There are many ways in which a PDF file can be edited, using a wide range of editor tools that are on the market. This page focuses on the typical editing needs in a prepress environment. The following types of changes are discussed:
- Text manipulations: how to edit text in a PDF.
- Image editing: how to edit an image in a PDF file or replace it.
- Page related changes: how to delete pages, change their order or rotate them.
- Altering a PDF file: how to merge pages from separate PDF files, edit password protected files or add bleed.
- Color editing: how to convert a PDF from color to black&white.
At the bottom is also a small overview of PDF editing applications.
Always keep in mind that PDF files are an accurate representation of a document. They are meant for output or on-screen viewing. They are not intended to be intermediate files that can still be edited. There are programs on the market that allow you to change the content of a PDF file and there are applications or plug-ins that can extract the content of a PDF so that you can insert this data into a new document. Altering PDF files is a last resort – whenever possible the original source file should be corrected and a new PDF generated. This is especially true for documents that will be reused at a later date!

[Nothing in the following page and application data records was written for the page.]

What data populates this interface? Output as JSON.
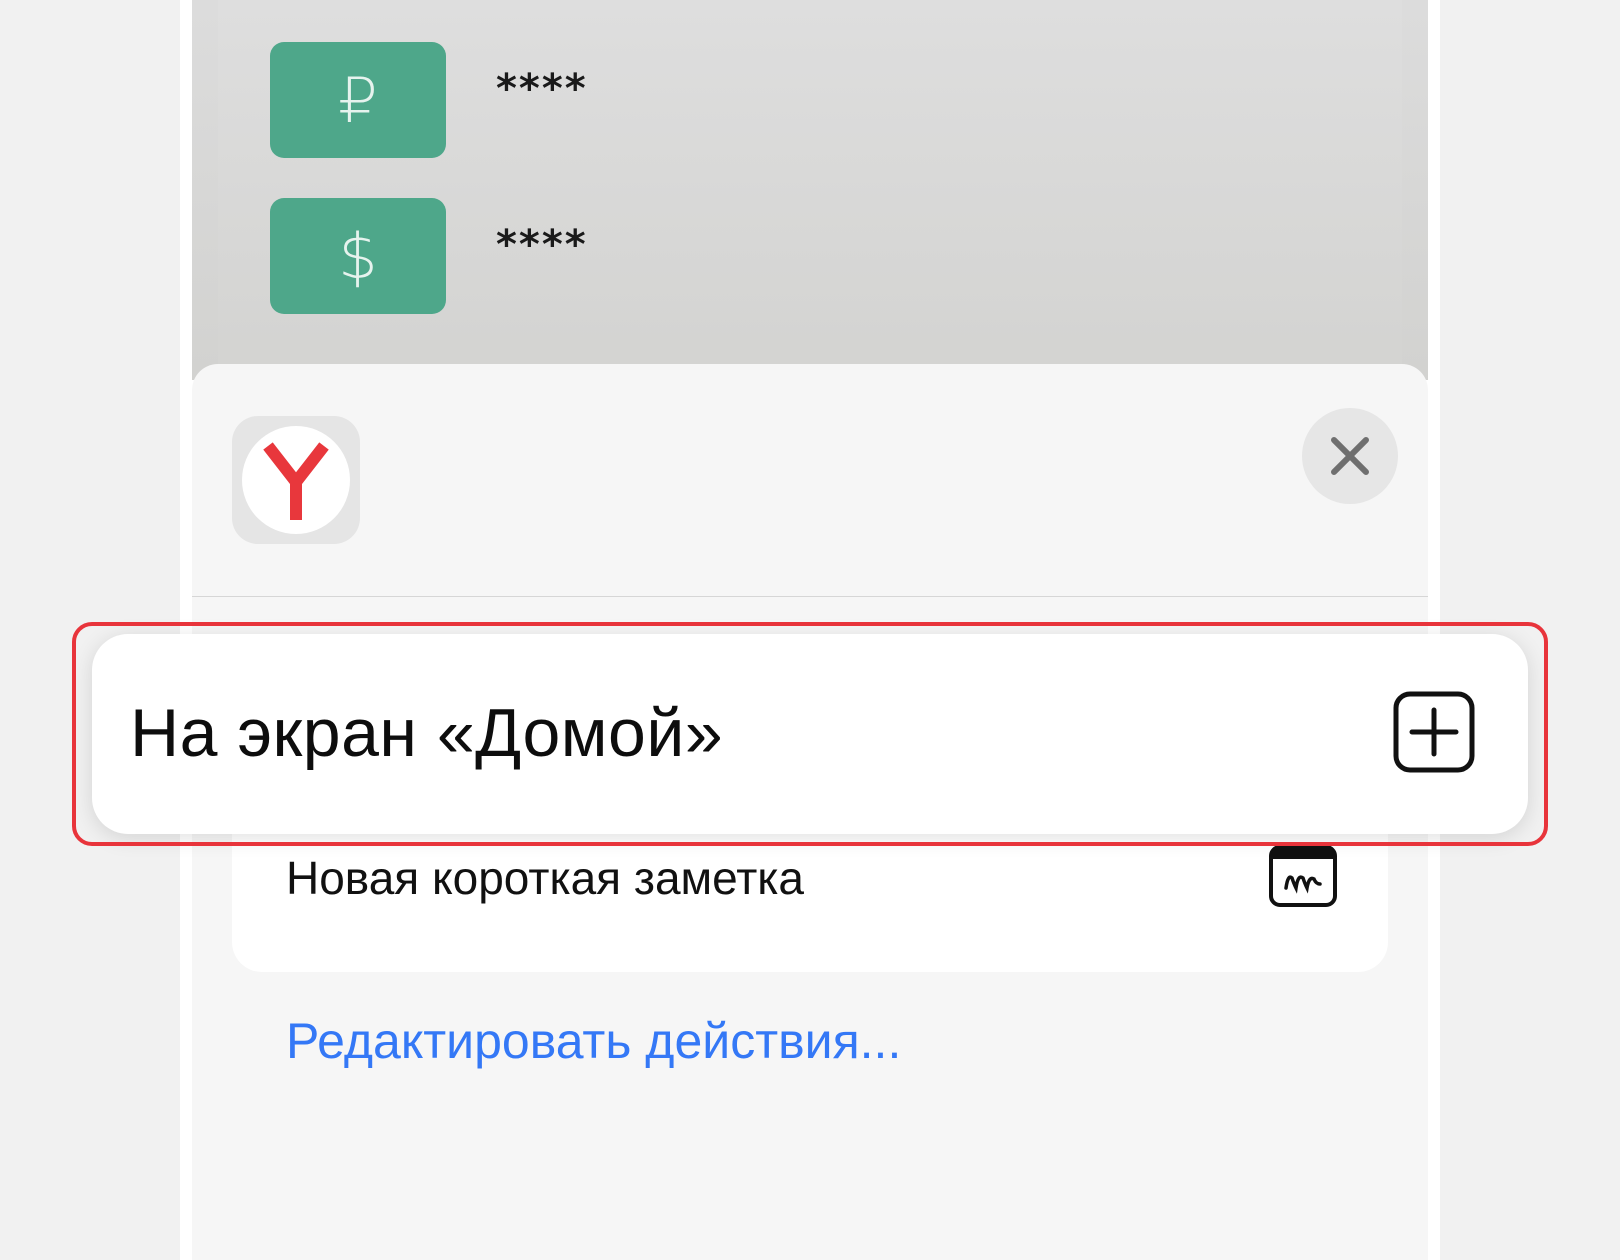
{
  "background": {
    "accounts": [
      {
        "currency_symbol": "₽",
        "masked_balance": "****",
        "icon": "ruble-icon"
      },
      {
        "currency_symbol": "$",
        "masked_balance": "****",
        "icon": "dollar-icon"
      }
    ],
    "tile_color": "#4ea78a"
  },
  "sheet": {
    "app_icon": "yandex-browser-icon",
    "close_icon": "close-icon",
    "actions": [
      {
        "label": "На экран «Домой»",
        "icon": "add-square-icon",
        "highlighted": true
      },
      {
        "label": "Новая короткая заметка",
        "icon": "quick-note-icon",
        "highlighted": false
      }
    ],
    "edit_actions_label": "Редактировать действия..."
  },
  "colors": {
    "highlight_border": "#e8343b",
    "link": "#3478f6",
    "yandex_red": "#e8373c"
  }
}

How to edit text in a PDF
Within a PDF file text is essentially stored as single lines. The concept of text flowing from one line to another within a column does not exist. This makes it fairly difficult to edit text unless you rely on special tools that somehow manage to intelligently predict how text flows within a document
- Adobe Acrobat & Acrobat Professional have a TouchUp Text tool for small text modifications. When you add or delete text, it will not reflow the text in the entire column. Some releases of Acrobat have a pretty bad reputation when it comes to the TouchUp Text tool, with users reporting weird behavior of the edited or remaining text once the tool is used. Use this tool only if there is no way to edit the original source file and recreate a PDF.
- Even though Adobe Illustrator can open a surprisingly large range of PDF files, it is a bad choice if you want to edit text. Illustrator automatically uses its own fonts instead of fonts embedded in a PDF. This can lead to text reflows even if you leave text untouched.
- For extensive text editing Infix PDF Editor is an interesting product. I used it to add text to a book and found the reflow capabilities of the application quite impressive.
One thing to keep in mind is that there is a mechanism in PDF to store a copy of the text in its logical reading order. If you edit the text in such a so-called ‘tagged PDF’ you are only modifying the visible copy, not the hidden duplicate. That means that even after removing part of the text, it still may show up in search results!